Planning Services and Contacts
Both public and private entities are required to maintain and regularly update an extensive set of plans for optimal organization and maintenance of services during an emergency or unusual situation. EnviroSafe has a Crisis Management Division specializing in building, adapting, and regularly updating these plans.
Active Threat Preparedness and Response Plans
EnviroSafe offers Active Threat Assessments that leads to the development of comprehensive preparedness and response plans. Each plan is written specifically for the entity as each has unique preparedness and response needs. Plans are written in a "quick response" format so implementation is fast and not complex.
Our clients include private entities, places of worship, universities, healthcare, and many other industries.
Emergency Action/Operation Plans
- Fire Response
- Active Shooter Threat and Response Plans
- Emergency Evacuation
- Employee Accountability
- Rescue Procedures
- Notification Plans
- Employee Alert Plans
CMS Emergency Preparedness Rule
As the concepts of Preparedness and Resiliency evolve they extend beyond the reach of government-sponsored Emergency Management Programs. Many employees are finding themselves asked to wear an additional hat. A hat that makes them responsible for plans, policies, procedures, and acronyms they have never been asked to deal with. For example regulations like the "Emergency Preparedness Requirements for Medicare and Medicaid Participating Providers and Suppliers" gives these 17 health care types until November of this year to implement the major components of an Emergency Management Program. What will you do to ensure compliance with regulations like these, or take a proactive approach before you are regulated to create a prepared and resilient environment?
Hazard Mitigation Plans
FEMA guidelines for organizing resources, assessing risks, plan development, and implementing these plans and monitoring their progress. A multi-hazard approach (implement plans for all scenarios).
Public Health and Hospital
Not just crisis management planning; EnviroSafe aids in assessing the needs of healthcare organizations through comparisons within regulatory standards.
- Delivers site-specific, regional and statewide services for the healthcare industry
- Consistent with OSHA, Joint Commission, ASPR
Evacuation and Shelter Plans
- Small organizations or for large groups of organizations
- Public and private entities, including health care facilities, businesses, local government, and schools/universities

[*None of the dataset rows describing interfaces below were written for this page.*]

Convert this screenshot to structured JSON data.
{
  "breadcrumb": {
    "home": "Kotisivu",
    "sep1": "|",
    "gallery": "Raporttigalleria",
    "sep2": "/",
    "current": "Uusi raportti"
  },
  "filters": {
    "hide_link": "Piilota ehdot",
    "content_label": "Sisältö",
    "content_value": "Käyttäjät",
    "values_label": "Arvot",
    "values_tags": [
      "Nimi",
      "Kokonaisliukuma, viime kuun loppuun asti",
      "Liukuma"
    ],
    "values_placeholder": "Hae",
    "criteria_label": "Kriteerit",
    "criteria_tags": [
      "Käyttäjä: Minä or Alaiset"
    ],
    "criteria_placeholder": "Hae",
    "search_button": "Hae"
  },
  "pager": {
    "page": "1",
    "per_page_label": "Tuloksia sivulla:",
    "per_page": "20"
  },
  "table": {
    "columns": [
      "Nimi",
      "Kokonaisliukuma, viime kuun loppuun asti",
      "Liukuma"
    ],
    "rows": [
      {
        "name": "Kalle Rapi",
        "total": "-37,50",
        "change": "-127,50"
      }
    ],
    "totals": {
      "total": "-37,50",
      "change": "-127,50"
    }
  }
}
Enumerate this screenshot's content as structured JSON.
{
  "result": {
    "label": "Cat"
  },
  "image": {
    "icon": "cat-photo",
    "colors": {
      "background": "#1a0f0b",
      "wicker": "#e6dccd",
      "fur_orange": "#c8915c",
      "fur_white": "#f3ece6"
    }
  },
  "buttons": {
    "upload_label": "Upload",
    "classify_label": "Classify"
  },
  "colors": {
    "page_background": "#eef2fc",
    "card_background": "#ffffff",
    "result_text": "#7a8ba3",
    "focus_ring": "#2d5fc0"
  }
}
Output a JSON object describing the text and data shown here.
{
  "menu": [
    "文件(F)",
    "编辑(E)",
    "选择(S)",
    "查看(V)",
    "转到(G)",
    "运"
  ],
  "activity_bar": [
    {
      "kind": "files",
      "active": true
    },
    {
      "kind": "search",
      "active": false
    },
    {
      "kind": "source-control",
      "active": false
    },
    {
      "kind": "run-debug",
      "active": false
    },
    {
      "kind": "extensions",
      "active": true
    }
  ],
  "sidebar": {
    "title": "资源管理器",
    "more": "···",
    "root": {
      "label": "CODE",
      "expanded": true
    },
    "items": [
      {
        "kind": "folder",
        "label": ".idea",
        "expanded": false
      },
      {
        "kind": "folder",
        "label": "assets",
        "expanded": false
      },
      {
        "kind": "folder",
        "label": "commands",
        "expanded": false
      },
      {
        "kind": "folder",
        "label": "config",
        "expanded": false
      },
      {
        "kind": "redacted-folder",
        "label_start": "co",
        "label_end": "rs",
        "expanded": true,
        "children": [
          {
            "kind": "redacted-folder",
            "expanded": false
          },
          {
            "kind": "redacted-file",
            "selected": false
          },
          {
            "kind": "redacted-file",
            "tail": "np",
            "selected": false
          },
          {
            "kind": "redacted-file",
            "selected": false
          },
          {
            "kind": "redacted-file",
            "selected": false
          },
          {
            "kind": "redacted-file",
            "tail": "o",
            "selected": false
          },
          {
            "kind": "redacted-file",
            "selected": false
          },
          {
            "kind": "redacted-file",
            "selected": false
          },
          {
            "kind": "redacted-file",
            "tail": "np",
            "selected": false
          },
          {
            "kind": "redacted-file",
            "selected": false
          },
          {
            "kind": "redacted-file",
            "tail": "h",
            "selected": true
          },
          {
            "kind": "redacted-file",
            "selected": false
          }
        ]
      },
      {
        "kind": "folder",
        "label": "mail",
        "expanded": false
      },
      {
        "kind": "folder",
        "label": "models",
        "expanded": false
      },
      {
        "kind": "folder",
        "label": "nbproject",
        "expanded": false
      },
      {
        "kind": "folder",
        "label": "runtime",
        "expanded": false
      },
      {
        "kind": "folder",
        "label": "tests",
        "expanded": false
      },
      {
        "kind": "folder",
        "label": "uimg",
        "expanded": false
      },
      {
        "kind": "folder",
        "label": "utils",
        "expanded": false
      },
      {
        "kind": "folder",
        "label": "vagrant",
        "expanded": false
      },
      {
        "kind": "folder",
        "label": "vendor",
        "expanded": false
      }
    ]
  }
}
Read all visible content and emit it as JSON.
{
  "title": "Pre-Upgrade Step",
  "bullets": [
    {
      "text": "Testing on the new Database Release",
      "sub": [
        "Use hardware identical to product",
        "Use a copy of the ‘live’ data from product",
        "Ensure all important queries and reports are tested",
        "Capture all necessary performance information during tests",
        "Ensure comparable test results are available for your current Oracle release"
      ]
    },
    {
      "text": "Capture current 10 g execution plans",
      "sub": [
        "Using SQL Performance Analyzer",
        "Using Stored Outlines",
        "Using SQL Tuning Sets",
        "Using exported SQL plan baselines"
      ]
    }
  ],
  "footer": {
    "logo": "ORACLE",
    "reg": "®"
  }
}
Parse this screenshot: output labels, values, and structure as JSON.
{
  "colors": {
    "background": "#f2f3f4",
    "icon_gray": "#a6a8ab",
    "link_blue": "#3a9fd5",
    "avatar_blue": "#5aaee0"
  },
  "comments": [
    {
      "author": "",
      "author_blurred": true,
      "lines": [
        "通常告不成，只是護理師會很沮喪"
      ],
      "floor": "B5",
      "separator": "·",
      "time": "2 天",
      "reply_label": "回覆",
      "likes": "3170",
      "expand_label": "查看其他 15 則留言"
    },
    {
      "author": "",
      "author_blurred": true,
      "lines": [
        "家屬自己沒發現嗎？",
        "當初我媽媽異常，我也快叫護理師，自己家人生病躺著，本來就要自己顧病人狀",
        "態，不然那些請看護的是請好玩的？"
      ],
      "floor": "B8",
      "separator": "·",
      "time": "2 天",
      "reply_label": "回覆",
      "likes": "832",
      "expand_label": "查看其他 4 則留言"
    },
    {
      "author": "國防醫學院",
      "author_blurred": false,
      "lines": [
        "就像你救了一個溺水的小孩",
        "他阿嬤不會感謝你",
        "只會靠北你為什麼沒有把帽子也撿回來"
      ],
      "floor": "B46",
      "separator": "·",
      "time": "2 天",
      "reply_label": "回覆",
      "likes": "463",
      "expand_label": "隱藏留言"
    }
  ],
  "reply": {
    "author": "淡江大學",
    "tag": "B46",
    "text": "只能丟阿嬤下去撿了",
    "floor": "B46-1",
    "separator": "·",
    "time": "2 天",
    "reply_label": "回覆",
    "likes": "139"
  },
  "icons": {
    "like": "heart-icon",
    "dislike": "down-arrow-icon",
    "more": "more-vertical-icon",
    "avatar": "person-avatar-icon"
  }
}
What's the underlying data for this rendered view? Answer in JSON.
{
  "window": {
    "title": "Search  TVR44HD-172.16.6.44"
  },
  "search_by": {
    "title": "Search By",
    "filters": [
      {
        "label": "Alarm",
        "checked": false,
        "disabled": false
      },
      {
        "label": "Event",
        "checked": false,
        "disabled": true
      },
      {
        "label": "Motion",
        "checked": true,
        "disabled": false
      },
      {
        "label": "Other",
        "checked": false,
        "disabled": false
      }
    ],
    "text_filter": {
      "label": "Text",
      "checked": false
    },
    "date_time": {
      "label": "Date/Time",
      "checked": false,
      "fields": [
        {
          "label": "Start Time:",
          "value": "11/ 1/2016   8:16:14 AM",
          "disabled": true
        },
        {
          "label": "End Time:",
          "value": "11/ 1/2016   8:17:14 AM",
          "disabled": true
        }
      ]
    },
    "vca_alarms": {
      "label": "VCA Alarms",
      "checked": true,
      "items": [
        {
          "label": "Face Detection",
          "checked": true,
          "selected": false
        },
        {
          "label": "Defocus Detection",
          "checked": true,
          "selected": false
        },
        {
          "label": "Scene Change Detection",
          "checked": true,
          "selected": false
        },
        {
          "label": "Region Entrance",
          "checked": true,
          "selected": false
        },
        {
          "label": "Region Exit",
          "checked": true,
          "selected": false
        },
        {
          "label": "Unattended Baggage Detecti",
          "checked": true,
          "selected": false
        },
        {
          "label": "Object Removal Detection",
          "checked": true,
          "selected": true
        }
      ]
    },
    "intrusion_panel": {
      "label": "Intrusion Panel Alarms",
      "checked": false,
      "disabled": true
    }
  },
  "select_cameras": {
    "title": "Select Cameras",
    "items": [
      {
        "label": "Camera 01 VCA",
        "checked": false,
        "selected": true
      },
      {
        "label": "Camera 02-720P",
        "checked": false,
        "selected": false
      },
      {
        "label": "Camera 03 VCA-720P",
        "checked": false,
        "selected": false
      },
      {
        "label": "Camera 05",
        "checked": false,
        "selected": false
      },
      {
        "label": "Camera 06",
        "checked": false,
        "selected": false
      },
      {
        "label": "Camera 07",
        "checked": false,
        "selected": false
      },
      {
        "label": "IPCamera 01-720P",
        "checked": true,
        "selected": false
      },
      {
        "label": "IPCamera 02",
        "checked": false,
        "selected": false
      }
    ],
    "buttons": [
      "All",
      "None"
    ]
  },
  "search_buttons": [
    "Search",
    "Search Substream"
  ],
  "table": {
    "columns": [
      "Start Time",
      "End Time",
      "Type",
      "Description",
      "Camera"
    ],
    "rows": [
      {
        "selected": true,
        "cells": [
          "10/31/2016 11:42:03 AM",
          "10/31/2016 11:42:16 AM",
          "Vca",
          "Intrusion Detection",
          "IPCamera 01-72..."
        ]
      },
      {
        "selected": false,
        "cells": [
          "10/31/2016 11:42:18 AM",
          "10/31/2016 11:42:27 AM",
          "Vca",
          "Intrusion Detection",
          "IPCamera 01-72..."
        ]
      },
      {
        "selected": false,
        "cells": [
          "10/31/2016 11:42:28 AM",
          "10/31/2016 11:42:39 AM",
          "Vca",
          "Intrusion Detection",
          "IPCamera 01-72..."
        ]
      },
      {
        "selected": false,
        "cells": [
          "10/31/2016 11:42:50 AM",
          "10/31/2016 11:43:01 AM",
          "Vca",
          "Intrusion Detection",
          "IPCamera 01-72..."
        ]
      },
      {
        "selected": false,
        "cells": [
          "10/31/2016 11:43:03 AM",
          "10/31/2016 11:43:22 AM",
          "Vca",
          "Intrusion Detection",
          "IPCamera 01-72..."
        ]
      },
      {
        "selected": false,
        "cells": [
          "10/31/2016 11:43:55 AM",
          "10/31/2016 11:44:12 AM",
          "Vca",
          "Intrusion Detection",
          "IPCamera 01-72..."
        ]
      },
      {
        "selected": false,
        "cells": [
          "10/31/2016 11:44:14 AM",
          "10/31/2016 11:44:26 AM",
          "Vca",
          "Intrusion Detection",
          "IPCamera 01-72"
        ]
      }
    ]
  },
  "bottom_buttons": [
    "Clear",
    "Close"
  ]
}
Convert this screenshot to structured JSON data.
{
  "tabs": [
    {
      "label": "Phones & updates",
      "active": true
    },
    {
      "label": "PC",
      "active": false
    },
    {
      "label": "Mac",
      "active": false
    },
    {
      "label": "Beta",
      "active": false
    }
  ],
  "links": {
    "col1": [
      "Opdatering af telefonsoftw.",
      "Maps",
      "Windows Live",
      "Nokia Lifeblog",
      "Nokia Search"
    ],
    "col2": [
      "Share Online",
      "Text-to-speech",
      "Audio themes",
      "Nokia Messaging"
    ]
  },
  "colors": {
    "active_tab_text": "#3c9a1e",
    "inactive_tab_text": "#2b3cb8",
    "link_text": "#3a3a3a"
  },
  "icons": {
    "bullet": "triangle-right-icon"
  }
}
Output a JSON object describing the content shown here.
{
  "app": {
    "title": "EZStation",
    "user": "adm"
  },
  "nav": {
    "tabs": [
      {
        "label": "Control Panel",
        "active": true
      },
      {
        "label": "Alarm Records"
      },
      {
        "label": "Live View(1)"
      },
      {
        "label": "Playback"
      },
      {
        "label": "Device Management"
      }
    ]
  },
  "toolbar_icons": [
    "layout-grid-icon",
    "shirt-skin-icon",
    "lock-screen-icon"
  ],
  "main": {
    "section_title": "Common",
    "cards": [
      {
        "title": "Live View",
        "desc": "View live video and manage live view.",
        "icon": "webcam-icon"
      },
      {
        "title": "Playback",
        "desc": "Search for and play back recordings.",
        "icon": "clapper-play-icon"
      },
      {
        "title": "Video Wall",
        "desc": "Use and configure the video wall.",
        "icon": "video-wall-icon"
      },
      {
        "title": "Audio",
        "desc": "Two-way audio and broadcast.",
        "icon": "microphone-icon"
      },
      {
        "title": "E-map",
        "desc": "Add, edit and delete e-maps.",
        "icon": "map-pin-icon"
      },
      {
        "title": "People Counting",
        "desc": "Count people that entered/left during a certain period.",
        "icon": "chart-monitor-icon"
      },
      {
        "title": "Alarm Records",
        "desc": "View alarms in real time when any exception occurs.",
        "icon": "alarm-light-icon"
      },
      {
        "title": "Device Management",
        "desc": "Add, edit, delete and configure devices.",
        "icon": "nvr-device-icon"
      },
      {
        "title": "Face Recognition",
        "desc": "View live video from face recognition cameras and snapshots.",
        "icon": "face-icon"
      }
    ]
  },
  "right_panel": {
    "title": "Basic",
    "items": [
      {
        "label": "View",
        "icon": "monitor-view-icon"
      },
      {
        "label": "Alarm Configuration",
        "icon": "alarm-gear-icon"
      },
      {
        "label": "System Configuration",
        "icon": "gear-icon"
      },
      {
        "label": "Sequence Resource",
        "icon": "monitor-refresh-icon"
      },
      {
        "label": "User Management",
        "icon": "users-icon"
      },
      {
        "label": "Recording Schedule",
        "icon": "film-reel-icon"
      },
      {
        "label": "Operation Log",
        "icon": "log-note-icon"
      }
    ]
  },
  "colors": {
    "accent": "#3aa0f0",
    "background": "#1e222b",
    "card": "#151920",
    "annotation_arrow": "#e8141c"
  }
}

- All steps towards maintaining safety: notification, assembly points, building safety/security staff roles, staff accountability, and returning to normal operations
FEMA guidance 2010
- Based on jurisdictional needs and resources
- Identify sheltering locations, establish agreements for use, capabilities and transportation options, and timelines for set-up and demobilization